Mérimée may have supplied the basic plot, but the tone of the opera is quite different. The epigraph of Mérimée’s novella is about as squalid as it comes: “Every woman is mere bitterness, but she has two good moments: one is when she is lying on the bed, and the other when lying in her grave.” And Mérimée’s use of the fate motive itself is rather squalid. Three times Mérimée’s Carmen tells Jose that she knows he will kill her. How? “I’ve read it in the coffee grounds that you and I are to end our lives together.” Contrast this mundane information with Bizet’s riveting scene where the fortune teller, Carmen, learns her own fortune through the cards she deals.
The elevation of the fate theme to tragedy goes back even earlier than to Mérimée. It originates in a brilliant poem by Alexander Pushkin, called “The Gypsies.” Mérimée, that brilliant linguist, translated Pushkin’s poem from Russian into French. Indeed, Pushkin and Mérimée carried on a lively correspondence. As a very young man, Mérimée played a literary hoax on French critics. he published works that pretended to be by a Spanish woman dramatist. Then he published La Guzla, which fooled the French into thinking it was the translation by Mérimée of Illyrian national songs and poems. When he revealed, giggling, that both were from his own imagination, the French establishment were not amused. Pushkin however, who had also been duped and printed these works in his own periodical, took his own bamboozlement with amused admiration.

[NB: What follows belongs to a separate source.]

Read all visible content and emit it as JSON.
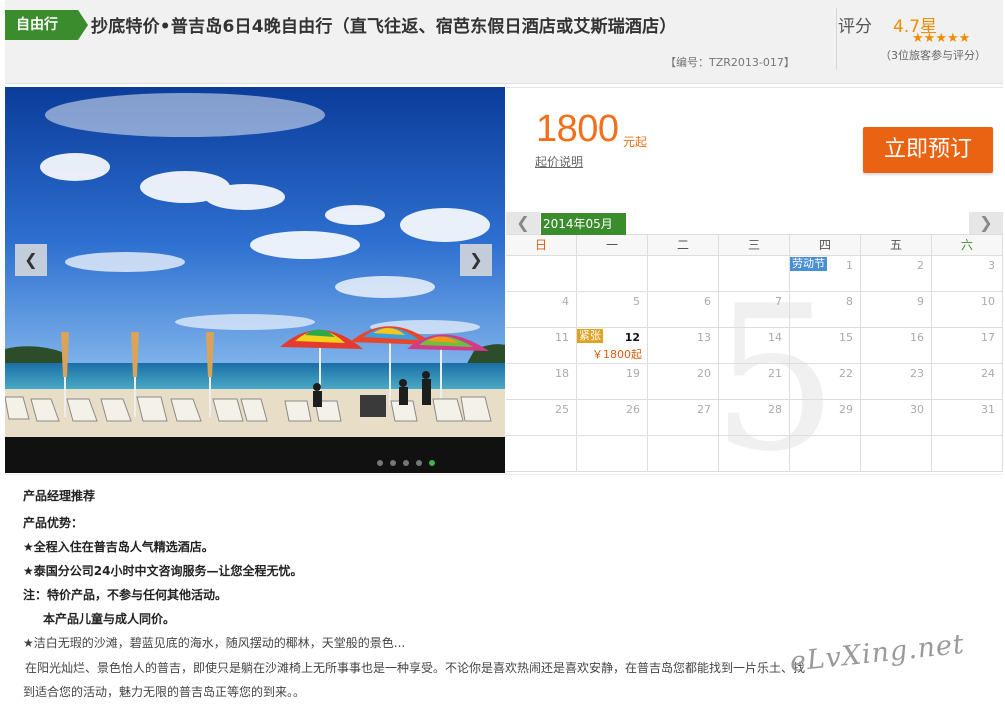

When Mérimée translated Pushkin’s poem, he took the basic plot, but lowered its tone. Pushkin’s poem tells the story of Aleko, a Russian aristocrat who flees society to join a band of gypsies. He then goes through some kind of marriage ceremony with Zemfira, a young and beautiful girl, and then suspects her of betraying him with another young gypsy. He follows them both to discover them in flagrante delicto, and stabs them both.
The Old Gypsy dismisses Aleko from the band, uttering these words:

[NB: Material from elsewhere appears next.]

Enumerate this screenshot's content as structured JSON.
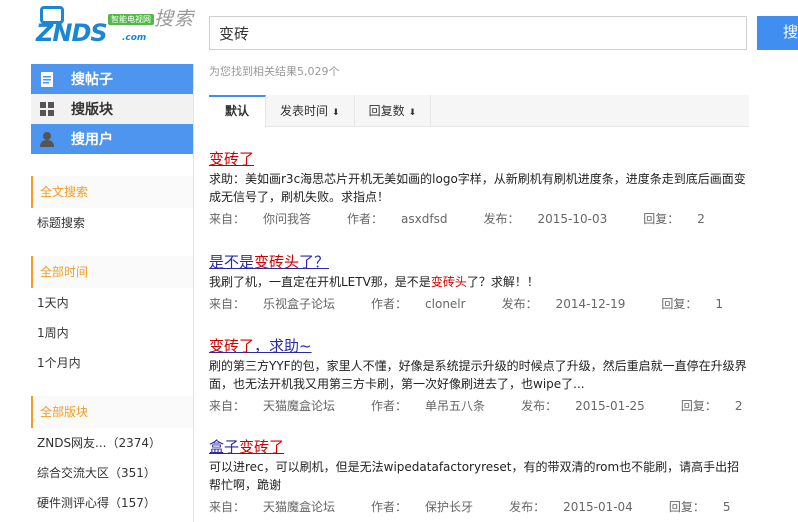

Depart from us, oh man of pride! …
The heathen freedom you have known
You claim it for yourself alone.
Here, in a few concentrated lines, is the answer to the conundrum of Bizet’s Don Jose. Carmen doesn’t crave love; she has plenty of love. What she wants is freedom—the freedom that a man claims, to love and then to move on to another. (She announced her attitude towards life and love in the Habanera, and Jose should have been paying attention!) Jose, like his 2016 followers who kill their Tucson girlfriends, will not grant her that freedom. There is the tragedy of machismo in a nutshell.
Pushkin concludes “The Gypsies” with a brief stanza addressing gypsy life. Its last two lines, even in English translation, still have the power to stir the reader:
Deep in your wilderness, disaster
For wandering tents in ambush waits;
Grim passion everywhere is master,
And no one can avoid the Fates.
Powerful as the poem is, Bizet’s music, which uses all its allied arts of stagecraft, acting, spectacle and drama, tells us more about the human condition than language alone can articulate.
Carol Garrard, immediate past president of the Opera Guild, is a historian and author or co-author of books and articles on Russian themes.